There’s a little moment of silence where it almost seems my colleague is reliving the experience. “It was better than great, but I have to add that it wasn’t a golden age model. Those instruments play like a dream. And no, I don’t own one. Not because I don’t want to, but because it’s worth more than a house.”
The guitarist explains that one part of the uniqueness of an original Les Paul guitar is the fact that every instrument was made by hand back in the ’50s. That’s why Gibson produced only 1700 guitars during the golden age. Every Les Paul from that era is different, just because it didn’t roll out of a factory. “These days everything is automated, but back then it was pure craftsmanship.”
Alternatives for the Gibson Les Paul
So, this epic sound costs a tiny fortune, but what are good alternatives? As a matter of fact, our expert has a few. “You don’t have to buy a 1958 Les Paul to enjoy the fantastic sound of that instrument,” he says. “There are a lot of new Les Pauls that are good copies of the golden age instruments but way cheaper. Still, you’ll have to think in four digits though.”

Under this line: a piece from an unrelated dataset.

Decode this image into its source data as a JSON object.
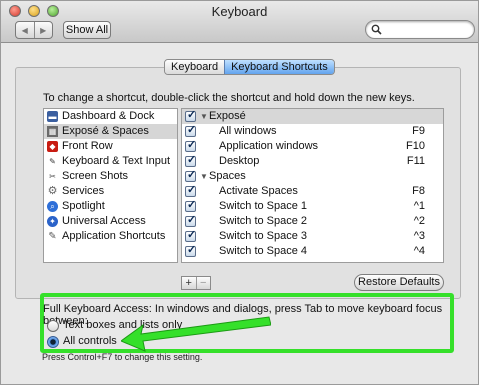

Okay, but are there any Les Paul knockoffs I ask, hoping for a positive answer. Kirill smiles. “Of course, the most famous are the Epiphone guitars. They use cheaper materials but follow the overall Gibson recipe for production. So, if you want to start out with something more affordable that still kind of reminds you of the Gibson Les Paul, this brand could offer a nice instrument.” He sighs slowly. “But, still, the sound of a golden age Les Paul is very unique.”
Fender vs. Gibson
Before we wrap up our conversation, I’m still curious if my partner in crime has a favorite brand. In other words, what would it be if he had to choose between a Fender Stratocaster and a Gibson Les Paul? He shakes his head and sighs out loud. “Man, that’s difficult to say. They both have an iconic sound. Totally different but still amazing. So, I guess what I’m trying to say is that if Les Paul is your right hand, the Stratocaster is your left, or the other way around.”
I try to squeeze a less diplomatic answer out of him but the Chordify music teacher stands his ground. “I can’t choose, honestly. Both instruments have changed the way we listen to music, the way we enjoy guitar sound.” Come on Kirill, gun to your head: Gibson or Fender! “Gun to my head?” He starts laughing. “Alright, alright, Les Paul it is. That’s just because my favorite guitarist of all times Jimmy Page plays on one. I myself have a semi-hollow body Gibson, so you could say that I’m more of a Gibson guy. But… that’s only if you put a gun to my head. Otherwise, it’s both!” Alright, I’m happy we got that out of the way.